This Position Statement was developed as an educational tool based on the opinion of the authors. It is not a product of a systematic review. Readers are encouraged to consider the information presented and reach their own conclusions.
The increasing shift to therapeutic biologic products for restoring structure and function presents new questions of safety and effectiveness. No longer reserved for treating trauma and soft tissue injuries, biologic therapies are now explored as options for osteoarthritis. As we note in the statement “Innovation and New Technologies in Orthopaedic Surgery,” surgeons must be aware of the scientific basis for the different treatment options offered to their patients, including the benefits and risks.
The varying regulatory pathways by which biologic therapies come to market require the additional burden for surgeons to become familiar with the Food and Drug Administration’s current thinking with respect to the source, retrieval and/or manufacturing methods, processing, storage, and use of these products, whether alone or as part of combination products.
The American Academy of Orthopaedic Surgeons (AAOS) believes that surgeons should be cognizant of the risks, benefits, regulatory status and labeled indications of the products they use. Unlike devices, the effects of these products may not be limited to the duration of their implantation. Autogenous products may be subject to regulatory review.

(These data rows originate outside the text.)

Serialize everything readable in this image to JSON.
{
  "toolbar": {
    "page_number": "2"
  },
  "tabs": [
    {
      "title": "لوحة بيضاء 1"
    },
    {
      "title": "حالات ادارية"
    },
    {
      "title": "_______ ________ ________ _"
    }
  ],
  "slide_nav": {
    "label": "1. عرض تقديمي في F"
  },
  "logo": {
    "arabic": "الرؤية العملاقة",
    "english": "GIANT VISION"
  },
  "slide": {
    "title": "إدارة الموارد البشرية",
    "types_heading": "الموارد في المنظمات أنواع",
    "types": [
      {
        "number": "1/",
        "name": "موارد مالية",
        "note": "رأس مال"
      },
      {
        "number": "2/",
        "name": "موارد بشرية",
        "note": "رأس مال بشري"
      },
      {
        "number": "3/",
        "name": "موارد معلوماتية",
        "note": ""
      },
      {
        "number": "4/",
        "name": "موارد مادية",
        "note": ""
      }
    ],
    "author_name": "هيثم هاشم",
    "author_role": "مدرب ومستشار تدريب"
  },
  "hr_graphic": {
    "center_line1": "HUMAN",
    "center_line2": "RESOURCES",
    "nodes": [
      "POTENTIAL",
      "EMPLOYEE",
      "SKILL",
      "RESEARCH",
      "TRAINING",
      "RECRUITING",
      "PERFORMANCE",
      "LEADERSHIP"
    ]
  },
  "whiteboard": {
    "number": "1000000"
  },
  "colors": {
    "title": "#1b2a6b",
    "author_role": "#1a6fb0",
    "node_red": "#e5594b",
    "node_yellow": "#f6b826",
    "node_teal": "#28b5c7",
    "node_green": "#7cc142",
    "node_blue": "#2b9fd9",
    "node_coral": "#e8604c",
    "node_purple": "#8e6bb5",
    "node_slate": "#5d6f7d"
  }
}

Emerging biologic therapies may lack the demonstrated safety and effectiveness profiles of many traditional orthopedic treatments. Patient education is needed for informed consent. The core concepts outlined in the statement “Orthopaedic Surgical Consent” provide guidance to surgeons as they prepare to discuss the risks and benefits of procedures and products with patients. Surgical consent is a key element of patient-surgeon communication and patient-centered care.
The AAOS Standards of Professionalism state
“An orthopedic surgeon, or his or her qualified designee, shall present pertinent medical facts and recommendations to, and obtain informed consent from the patient or the person responsible for the patient.”
The mandatory standard obligates surgeons to disclose any products that may be used during the episode of care and engage in frank discussion regarding the risks and benefits of biologics.
Orthopedic surgeons and their organizations/facilities should support and participate in orthopedic registries and other data collection systems. Through voluntary reporting of key patient and orthopedic treatment information to local, state and national repositories, both patient care and safety will be improved. Documentation and reporting are critical to establishing the body of evidence needed to demonstrate the safety and effectiveness of emerging biologics.
AAOS champions the interests of patients by improving treatment options through education and research and by fostering a culture of safety and evidence-based treatment.